(Saved data entries)
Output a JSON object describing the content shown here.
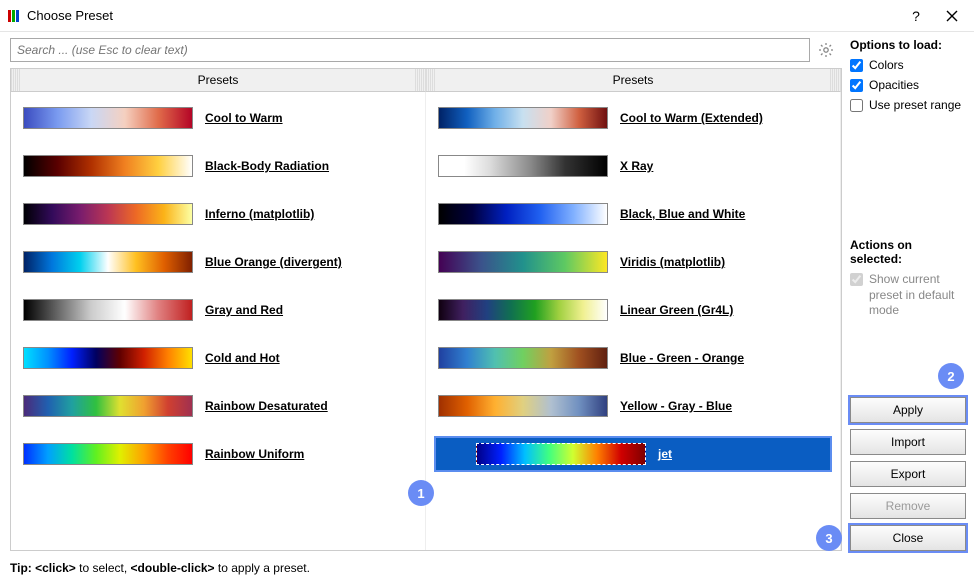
{
  "window": {
    "title": "Choose Preset"
  },
  "search": {
    "placeholder": "Search ... (use Esc to clear text)"
  },
  "grid": {
    "header_left": "Presets",
    "header_right": "Presets"
  },
  "presets_left": [
    {
      "label": "Cool to Warm",
      "gradient": "g-coolwarm"
    },
    {
      "label": "Black-Body Radiation",
      "gradient": "g-blackbody"
    },
    {
      "label": "Inferno (matplotlib)",
      "gradient": "g-inferno"
    },
    {
      "label": "Blue Orange (divergent)",
      "gradient": "g-blueorange"
    },
    {
      "label": "Gray and Red",
      "gradient": "g-grayred"
    },
    {
      "label": "Cold and Hot",
      "gradient": "g-coldhot"
    },
    {
      "label": "Rainbow Desaturated",
      "gradient": "g-rainbowdesat"
    },
    {
      "label": "Rainbow Uniform",
      "gradient": "g-rainbowuni"
    }
  ],
  "presets_right": [
    {
      "label": "Cool to Warm (Extended)",
      "gradient": "g-coolwarmext"
    },
    {
      "label": "X Ray",
      "gradient": "g-xray"
    },
    {
      "label": "Black, Blue and White",
      "gradient": "g-bluewhite"
    },
    {
      "label": "Viridis (matplotlib)",
      "gradient": "g-viridis"
    },
    {
      "label": "Linear Green (Gr4L)",
      "gradient": "g-lingreen"
    },
    {
      "label": "Blue - Green - Orange",
      "gradient": "g-bgo"
    },
    {
      "label": "Yellow - Gray - Blue",
      "gradient": "g-ygb"
    },
    {
      "label": "jet",
      "gradient": "g-jet",
      "selected": true
    }
  ],
  "options": {
    "title": "Options to load:",
    "colors": {
      "label": "Colors",
      "checked": true
    },
    "opacities": {
      "label": "Opacities",
      "checked": true
    },
    "preset_range": {
      "label": "Use preset range",
      "checked": false
    }
  },
  "actions": {
    "title": "Actions on selected:",
    "show_default": {
      "label": "Show current preset in default mode",
      "checked": true
    }
  },
  "buttons": {
    "apply": "Apply",
    "import": "Import",
    "export": "Export",
    "remove": "Remove",
    "close": "Close"
  },
  "annotations": {
    "b1": "1",
    "b2": "2",
    "b3": "3"
  },
  "footer": {
    "tip_prefix": "Tip: ",
    "click": "<click>",
    "mid1": " to select, ",
    "dclick": "<double-click>",
    "mid2": " to apply a preset."
  }
}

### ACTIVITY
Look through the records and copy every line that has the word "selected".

### SOLUTION TO THE PROBLEM
      "selected": true
    "title": "Actions on selected:",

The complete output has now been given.